(Items from an interface collection)
____

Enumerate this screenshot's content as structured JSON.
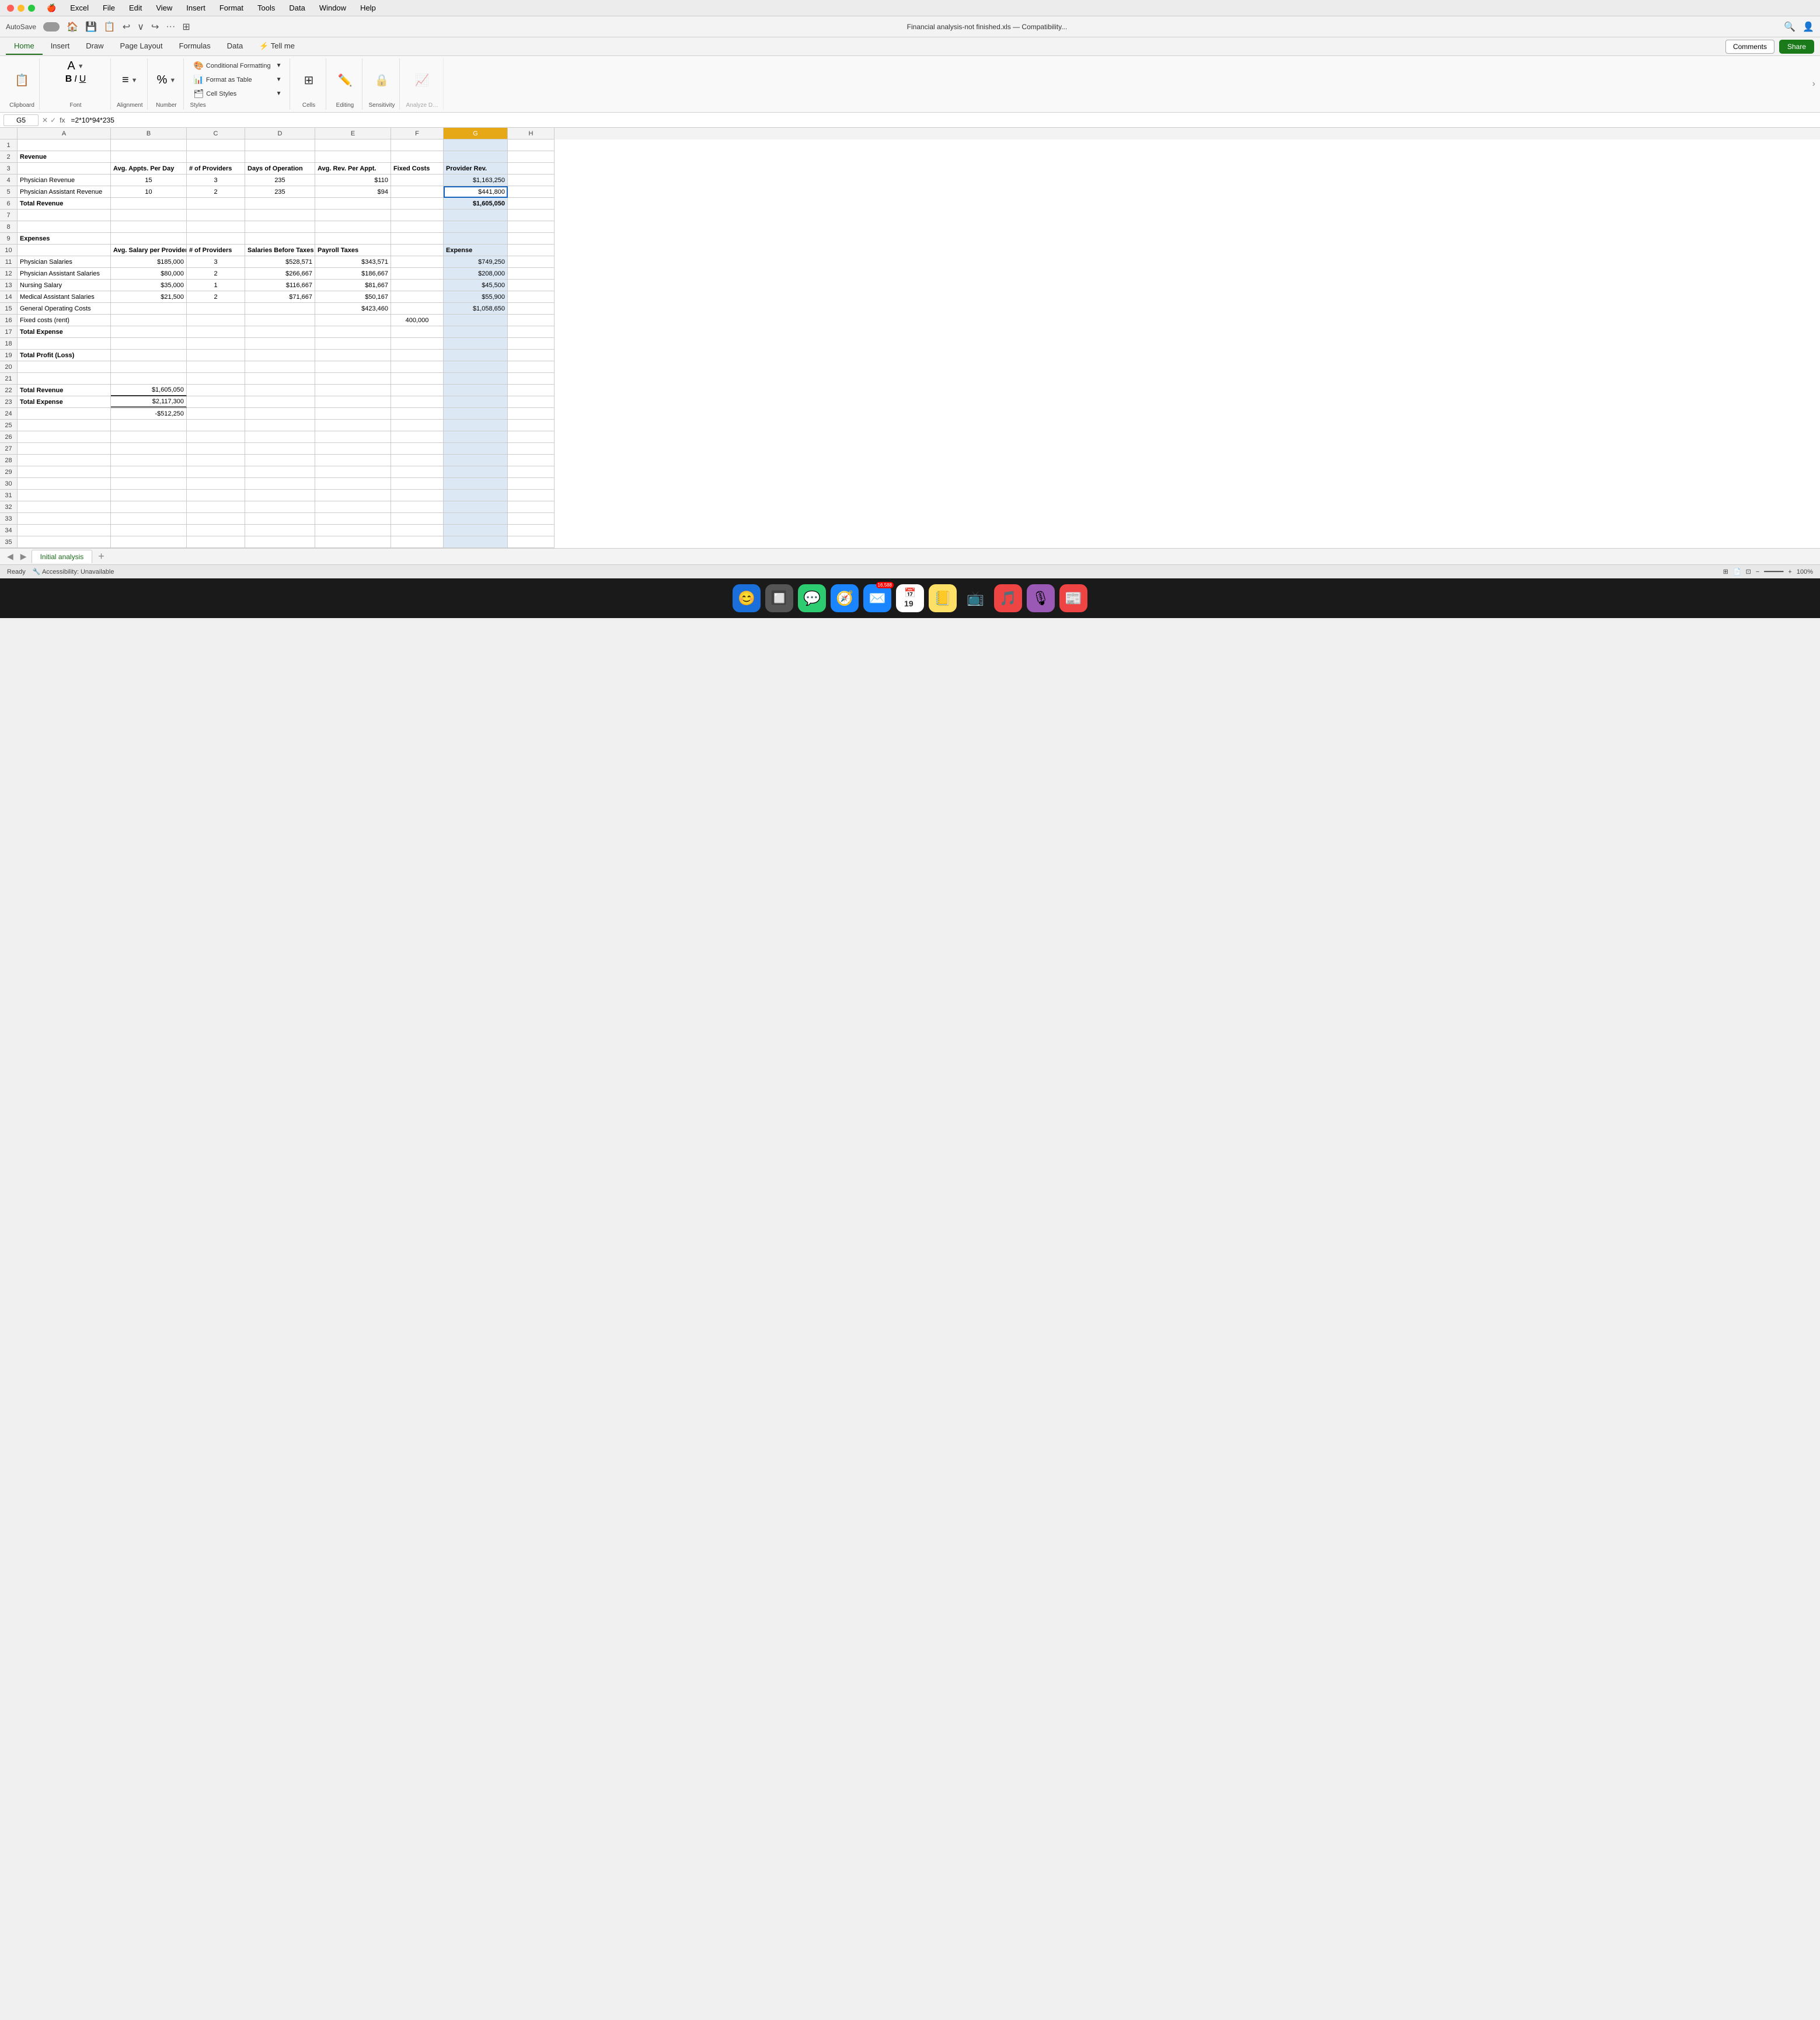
{
  "titleBar": {
    "menuItems": [
      "Apple",
      "Excel",
      "File",
      "Edit",
      "View",
      "Insert",
      "Format",
      "Tools",
      "Data",
      "Window",
      "Help"
    ]
  },
  "toolbar": {
    "autosaveLabel": "AutoSave",
    "windowTitle": "Financial analysis-not finished.xls — Compatibility...",
    "undoIcon": "↩",
    "redoIcon": "↪"
  },
  "ribbonTabs": {
    "tabs": [
      "Home",
      "Insert",
      "Draw",
      "Page Layout",
      "Formulas",
      "Data",
      "Tell me"
    ],
    "activeTab": "Home",
    "commentsLabel": "Comments",
    "shareLabel": "Share"
  },
  "ribbonGroups": {
    "clipboard": {
      "label": "Clipboard"
    },
    "font": {
      "label": "Font"
    },
    "alignment": {
      "label": "Alignment"
    },
    "number": {
      "label": "Number"
    },
    "styles": {
      "conditionalFormatting": "Conditional Formatting",
      "formatAsTable": "Format as Table",
      "cellStyles": "Cell Styles",
      "label": "Styles"
    },
    "cells": {
      "label": "Cells"
    },
    "editing": {
      "label": "Editing"
    },
    "sensitivity": {
      "label": "Sensitivity"
    }
  },
  "formulaBar": {
    "cellRef": "G5",
    "formula": "=2*10*94*235"
  },
  "columns": [
    "A",
    "B",
    "C",
    "D",
    "E",
    "F",
    "G",
    "H"
  ],
  "rows": [
    {
      "num": 1,
      "cells": [
        "",
        "",
        "",
        "",
        "",
        "",
        "",
        ""
      ]
    },
    {
      "num": 2,
      "cells": [
        "Revenue",
        "",
        "",
        "",
        "",
        "",
        "",
        ""
      ]
    },
    {
      "num": 3,
      "cells": [
        "",
        "Avg. Appts. Per Day",
        "# of Providers",
        "Days of Operation",
        "Avg. Rev. Per Appt.",
        "Fixed Costs",
        "Provider Rev.",
        ""
      ]
    },
    {
      "num": 4,
      "cells": [
        "Physician Revenue",
        "15",
        "3",
        "235",
        "$110",
        "",
        "$1,163,250",
        ""
      ]
    },
    {
      "num": 5,
      "cells": [
        "Physician Assistant Revenue",
        "10",
        "2",
        "235",
        "$94",
        "",
        "$441,800",
        ""
      ]
    },
    {
      "num": 6,
      "cells": [
        "Total Revenue",
        "",
        "",
        "",
        "",
        "",
        "$1,605,050",
        ""
      ]
    },
    {
      "num": 7,
      "cells": [
        "",
        "",
        "",
        "",
        "",
        "",
        "",
        ""
      ]
    },
    {
      "num": 8,
      "cells": [
        "",
        "",
        "",
        "",
        "",
        "",
        "",
        ""
      ]
    },
    {
      "num": 9,
      "cells": [
        "Expenses",
        "",
        "",
        "",
        "",
        "",
        "",
        ""
      ]
    },
    {
      "num": 10,
      "cells": [
        "",
        "Avg. Salary per Provider",
        "# of Providers",
        "Salaries Before Taxes",
        "Payroll Taxes",
        "",
        "Expense",
        ""
      ]
    },
    {
      "num": 11,
      "cells": [
        "Physician Salaries",
        "$185,000",
        "3",
        "$528,571",
        "$343,571",
        "",
        "$749,250",
        ""
      ]
    },
    {
      "num": 12,
      "cells": [
        "Physician Assistant Salaries",
        "$80,000",
        "2",
        "$266,667",
        "$186,667",
        "",
        "$208,000",
        ""
      ]
    },
    {
      "num": 13,
      "cells": [
        "Nursing Salary",
        "$35,000",
        "1",
        "$116,667",
        "$81,667",
        "",
        "$45,500",
        ""
      ]
    },
    {
      "num": 14,
      "cells": [
        "Medical Assistant Salaries",
        "$21,500",
        "2",
        "$71,667",
        "$50,167",
        "",
        "$55,900",
        ""
      ]
    },
    {
      "num": 15,
      "cells": [
        "General Operating Costs",
        "",
        "",
        "",
        "$423,460",
        "",
        "$1,058,650",
        ""
      ]
    },
    {
      "num": 16,
      "cells": [
        "Fixed costs (rent)",
        "",
        "",
        "",
        "",
        "400,000",
        "",
        ""
      ]
    },
    {
      "num": 17,
      "cells": [
        "Total Expense",
        "",
        "",
        "",
        "",
        "",
        "",
        ""
      ]
    },
    {
      "num": 18,
      "cells": [
        "",
        "",
        "",
        "",
        "",
        "",
        "",
        ""
      ]
    },
    {
      "num": 19,
      "cells": [
        "Total Profit (Loss)",
        "",
        "",
        "",
        "",
        "",
        "",
        ""
      ]
    },
    {
      "num": 20,
      "cells": [
        "",
        "",
        "",
        "",
        "",
        "",
        "",
        ""
      ]
    },
    {
      "num": 21,
      "cells": [
        "",
        "",
        "",
        "",
        "",
        "",
        "",
        ""
      ]
    },
    {
      "num": 22,
      "cells": [
        "Total Revenue",
        "$1,605,050",
        "",
        "",
        "",
        "",
        "",
        ""
      ]
    },
    {
      "num": 23,
      "cells": [
        "Total Expense",
        "$2,117,300",
        "",
        "",
        "",
        "",
        "",
        ""
      ]
    },
    {
      "num": 24,
      "cells": [
        "",
        "-$512,250",
        "",
        "",
        "",
        "",
        "",
        ""
      ]
    },
    {
      "num": 25,
      "cells": [
        "",
        "",
        "",
        "",
        "",
        "",
        "",
        ""
      ]
    },
    {
      "num": 26,
      "cells": [
        "",
        "",
        "",
        "",
        "",
        "",
        "",
        ""
      ]
    },
    {
      "num": 27,
      "cells": [
        "",
        "",
        "",
        "",
        "",
        "",
        "",
        ""
      ]
    },
    {
      "num": 28,
      "cells": [
        "",
        "",
        "",
        "",
        "",
        "",
        "",
        ""
      ]
    },
    {
      "num": 29,
      "cells": [
        "",
        "",
        "",
        "",
        "",
        "",
        "",
        ""
      ]
    },
    {
      "num": 30,
      "cells": [
        "",
        "",
        "",
        "",
        "",
        "",
        "",
        ""
      ]
    },
    {
      "num": 31,
      "cells": [
        "",
        "",
        "",
        "",
        "",
        "",
        "",
        ""
      ]
    },
    {
      "num": 32,
      "cells": [
        "",
        "",
        "",
        "",
        "",
        "",
        "",
        ""
      ]
    },
    {
      "num": 33,
      "cells": [
        "",
        "",
        "",
        "",
        "",
        "",
        "",
        ""
      ]
    },
    {
      "num": 34,
      "cells": [
        "",
        "",
        "",
        "",
        "",
        "",
        "",
        ""
      ]
    },
    {
      "num": 35,
      "cells": [
        "",
        "",
        "",
        "",
        "",
        "",
        "",
        ""
      ]
    }
  ],
  "sheetTabs": {
    "tabs": [
      "Initial analysis"
    ],
    "addLabel": "+"
  },
  "statusBar": {
    "ready": "Ready",
    "accessibility": "Accessibility: Unavailable",
    "zoom": "100%"
  },
  "dock": {
    "icons": [
      "🍎",
      "😊",
      "📱",
      "🧭",
      "✉️",
      "📅",
      "📒",
      "🎵",
      "📺",
      "🎶",
      "📻",
      "📰"
    ],
    "emailBadge": "16,588",
    "dateBadge": "19"
  }
}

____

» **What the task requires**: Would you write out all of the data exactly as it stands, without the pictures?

» **Solution**:
Enumerate this screenshot's content as structured JSON.
{
  "titleBar": {
    "menuItems": [
      "Apple",
      "Excel",
      "File",
      "Edit",
      "View",
      "Insert",
      "Format",
      "Tools",
      "Data",
      "Window",
      "Help"
    ]
  },
  "toolbar": {
    "autosaveLabel": "AutoSave",
    "windowTitle": "Financial analysis-not finished.xls — Compatibility...",
    "undoIcon": "↩",
    "redoIcon": "↪"
  },
  "ribbonTabs": {
    "tabs": [
      "Home",
      "Insert",
      "Draw",
      "Page Layout",
      "Formulas",
      "Data",
      "Tell me"
    ],
    "activeTab": "Home",
    "commentsLabel": "Comments",
    "shareLabel": "Share"
  },
  "ribbonGroups": {
    "clipboard": {
      "label": "Clipboard"
    },
    "font": {
      "label": "Font"
    },
    "alignment": {
      "label": "Alignment"
    },
    "number": {
      "label": "Number"
    },
    "styles": {
      "conditionalFormatting": "Conditional Formatting",
      "formatAsTable": "Format as Table",
      "cellStyles": "Cell Styles",
      "label": "Styles"
    },
    "cells": {
      "label": "Cells"
    },
    "editing": {
      "label": "Editing"
    },
    "sensitivity": {
      "label": "Sensitivity"
    }
  },
  "formulaBar": {
    "cellRef": "G5",
    "formula": "=2*10*94*235"
  },
  "columns": [
    "A",
    "B",
    "C",
    "D",
    "E",
    "F",
    "G",
    "H"
  ],
  "rows": [
    {
      "num": 1,
      "cells": [
        "",
        "",
        "",
        "",
        "",
        "",
        "",
        ""
      ]
    },
    {
      "num": 2,
      "cells": [
        "Revenue",
        "",
        "",
        "",
        "",
        "",
        "",
        ""
      ]
    },
    {
      "num": 3,
      "cells": [
        "",
        "Avg. Appts. Per Day",
        "# of Providers",
        "Days of Operation",
        "Avg. Rev. Per Appt.",
        "Fixed Costs",
        "Provider Rev.",
        ""
      ]
    },
    {
      "num": 4,
      "cells": [
        "Physician Revenue",
        "15",
        "3",
        "235",
        "$110",
        "",
        "$1,163,250",
        ""
      ]
    },
    {
      "num": 5,
      "cells": [
        "Physician Assistant Revenue",
        "10",
        "2",
        "235",
        "$94",
        "",
        "$441,800",
        ""
      ]
    },
    {
      "num": 6,
      "cells": [
        "Total Revenue",
        "",
        "",
        "",
        "",
        "",
        "$1,605,050",
        ""
      ]
    },
    {
      "num": 7,
      "cells": [
        "",
        "",
        "",
        "",
        "",
        "",
        "",
        ""
      ]
    },
    {
      "num": 8,
      "cells": [
        "",
        "",
        "",
        "",
        "",
        "",
        "",
        ""
      ]
    },
    {
      "num": 9,
      "cells": [
        "Expenses",
        "",
        "",
        "",
        "",
        "",
        "",
        ""
      ]
    },
    {
      "num": 10,
      "cells": [
        "",
        "Avg. Salary per Provider",
        "# of Providers",
        "Salaries Before Taxes",
        "Payroll Taxes",
        "",
        "Expense",
        ""
      ]
    },
    {
      "num": 11,
      "cells": [
        "Physician Salaries",
        "$185,000",
        "3",
        "$528,571",
        "$343,571",
        "",
        "$749,250",
        ""
      ]
    },
    {
      "num": 12,
      "cells": [
        "Physician Assistant Salaries",
        "$80,000",
        "2",
        "$266,667",
        "$186,667",
        "",
        "$208,000",
        ""
      ]
    },
    {
      "num": 13,
      "cells": [
        "Nursing Salary",
        "$35,000",
        "1",
        "$116,667",
        "$81,667",
        "",
        "$45,500",
        ""
      ]
    },
    {
      "num": 14,
      "cells": [
        "Medical Assistant Salaries",
        "$21,500",
        "2",
        "$71,667",
        "$50,167",
        "",
        "$55,900",
        ""
      ]
    },
    {
      "num": 15,
      "cells": [
        "General Operating Costs",
        "",
        "",
        "",
        "$423,460",
        "",
        "$1,058,650",
        ""
      ]
    },
    {
      "num": 16,
      "cells": [
        "Fixed costs (rent)",
        "",
        "",
        "",
        "",
        "400,000",
        "",
        ""
      ]
    },
    {
      "num": 17,
      "cells": [
        "Total Expense",
        "",
        "",
        "",
        "",
        "",
        "",
        ""
      ]
    },
    {
      "num": 18,
      "cells": [
        "",
        "",
        "",
        "",
        "",
        "",
        "",
        ""
      ]
    },
    {
      "num": 19,
      "cells": [
        "Total Profit (Loss)",
        "",
        "",
        "",
        "",
        "",
        "",
        ""
      ]
    },
    {
      "num": 20,
      "cells": [
        "",
        "",
        "",
        "",
        "",
        "",
        "",
        ""
      ]
    },
    {
      "num": 21,
      "cells": [
        "",
        "",
        "",
        "",
        "",
        "",
        "",
        ""
      ]
    },
    {
      "num": 22,
      "cells": [
        "Total Revenue",
        "$1,605,050",
        "",
        "",
        "",
        "",
        "",
        ""
      ]
    },
    {
      "num": 23,
      "cells": [
        "Total Expense",
        "$2,117,300",
        "",
        "",
        "",
        "",
        "",
        ""
      ]
    },
    {
      "num": 24,
      "cells": [
        "",
        "-$512,250",
        "",
        "",
        "",
        "",
        "",
        ""
      ]
    },
    {
      "num": 25,
      "cells": [
        "",
        "",
        "",
        "",
        "",
        "",
        "",
        ""
      ]
    },
    {
      "num": 26,
      "cells": [
        "",
        "",
        "",
        "",
        "",
        "",
        "",
        ""
      ]
    },
    {
      "num": 27,
      "cells": [
        "",
        "",
        "",
        "",
        "",
        "",
        "",
        ""
      ]
    },
    {
      "num": 28,
      "cells": [
        "",
        "",
        "",
        "",
        "",
        "",
        "",
        ""
      ]
    },
    {
      "num": 29,
      "cells": [
        "",
        "",
        "",
        "",
        "",
        "",
        "",
        ""
      ]
    },
    {
      "num": 30,
      "cells": [
        "",
        "",
        "",
        "",
        "",
        "",
        "",
        ""
      ]
    },
    {
      "num": 31,
      "cells": [
        "",
        "",
        "",
        "",
        "",
        "",
        "",
        ""
      ]
    },
    {
      "num": 32,
      "cells": [
        "",
        "",
        "",
        "",
        "",
        "",
        "",
        ""
      ]
    },
    {
      "num": 33,
      "cells": [
        "",
        "",
        "",
        "",
        "",
        "",
        "",
        ""
      ]
    },
    {
      "num": 34,
      "cells": [
        "",
        "",
        "",
        "",
        "",
        "",
        "",
        ""
      ]
    },
    {
      "num": 35,
      "cells": [
        "",
        "",
        "",
        "",
        "",
        "",
        "",
        ""
      ]
    }
  ],
  "sheetTabs": {
    "tabs": [
      "Initial analysis"
    ],
    "addLabel": "+"
  },
  "statusBar": {
    "ready": "Ready",
    "accessibility": "Accessibility: Unavailable",
    "zoom": "100%"
  },
  "dock": {
    "icons": [
      "🍎",
      "😊",
      "📱",
      "🧭",
      "✉️",
      "📅",
      "📒",
      "🎵",
      "📺",
      "🎶",
      "📻",
      "📰"
    ],
    "emailBadge": "16,588",
    "dateBadge": "19"
  }
}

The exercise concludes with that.